The new order is set to take effect Thursday and will apply to the whole province, including Toronto and Ottawa. It is the second of its kind since the pandemic began.
“Last week I stood here and I told you our province is in crisis,” said Doug Ford, Ontario’s premier, in a news conference in Toronto on Tuesday. “The facts are clear: Cases and deaths are the highest since the start of the pandemic and community spread continues to escalate.”
For at least four weeks, the Ontario government will be “requiring everyone to remain at home with exceptions for essential purposes, such as going to the grocery store or pharmacy, accessing health care services, for exercise or for essential work,” according to a statement provided to CNN.
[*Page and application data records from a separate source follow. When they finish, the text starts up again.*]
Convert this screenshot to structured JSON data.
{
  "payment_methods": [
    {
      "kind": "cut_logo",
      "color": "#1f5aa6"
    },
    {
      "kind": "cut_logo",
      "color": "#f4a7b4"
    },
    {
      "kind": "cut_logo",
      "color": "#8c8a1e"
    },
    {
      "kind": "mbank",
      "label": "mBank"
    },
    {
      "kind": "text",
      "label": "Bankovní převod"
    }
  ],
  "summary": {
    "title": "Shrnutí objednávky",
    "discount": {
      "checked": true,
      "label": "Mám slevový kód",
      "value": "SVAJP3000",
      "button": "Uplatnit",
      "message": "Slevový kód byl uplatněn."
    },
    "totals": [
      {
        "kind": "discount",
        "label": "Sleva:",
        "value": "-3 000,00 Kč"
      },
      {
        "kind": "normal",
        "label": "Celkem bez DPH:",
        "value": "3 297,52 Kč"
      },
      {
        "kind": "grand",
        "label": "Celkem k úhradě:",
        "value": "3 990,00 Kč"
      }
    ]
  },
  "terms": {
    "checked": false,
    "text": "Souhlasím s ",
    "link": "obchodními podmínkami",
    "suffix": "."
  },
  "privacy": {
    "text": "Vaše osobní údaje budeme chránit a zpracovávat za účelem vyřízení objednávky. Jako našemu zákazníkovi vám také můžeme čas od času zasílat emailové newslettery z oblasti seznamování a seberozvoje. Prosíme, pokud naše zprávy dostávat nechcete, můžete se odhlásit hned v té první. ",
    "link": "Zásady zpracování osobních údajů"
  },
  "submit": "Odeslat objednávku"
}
All non-essential retail stores and in-person dining have been shut down in Ontario since Christmas Day, and in Toronto since the end of November. Schools in Ontario’s hotspots, including Toronto and its suburbs, will not resume in-person learning until at least February 10.
“We must change our mobility patterns. Too many people are having too many contacts. Increased contacts result from increased mobility,” said Christine Elliott, Ontario’s health minister. “So to break this cycle you must stay home as much as possible and that starts with a stay at home order.”
Officials promised strict enforcement of the new restrictions and warned people who violate the measures could be fined thousands of dollars and could face up to a year in prison.
Ontario ICUs are already nearing capacity
Canada’s second wave of Covid-19 is now more widespread and serious than the first, with a seven-day national average of 8,100 new cases per day, a pandemic high, according to the Public Health Agency of Canada.
Ontario public health officials warned at a Tuesday news conference that one in every four intensive care units in Ontario were already full, and that the hospital system was under threat of being overwhelmed.
Ontario has reported 14 cases of new variants in the province, but officials said what’s more troubling is the discovery of three cases this week not linked to travel, which could indicate the variant is already in the community and spreading.
“Three of our cases we don’t have a travel history,” said Dr. Barbara Yaffe, Ontario’s associate chief medical officer of health. “If that is confirmed, we have evidence of community transmission and that is a very serious concern that the vaccine will not be able to address quickly enough.”
Earlier Tuesday, Canadian Prime Minister Justin Trudeau announced his government is buying an additional 20 million doses of the Pfizer-BioNTech vaccine, adding that Canada would have at least 80 million doses of vaccine available by fall. Canada is also currently administering the Moderna vaccine.
Trudeau repeated his promise that every Canadian who wanted the vaccine would be vaccinated by September.
“We’re doing everything we can to bring forward more doses, to accelerate the process,” Trudeau said in a news conference in Ottawa on Tuesday. “Because we know that the sooner we get as many Canadians as possible vaccinated, the sooner we get through this pandemic.”
CNN’s Paula Newton reported from Ottawa and Amir Vera wrote from Atlanta. CNN’s Elizabeth Hartfield contributed to this report.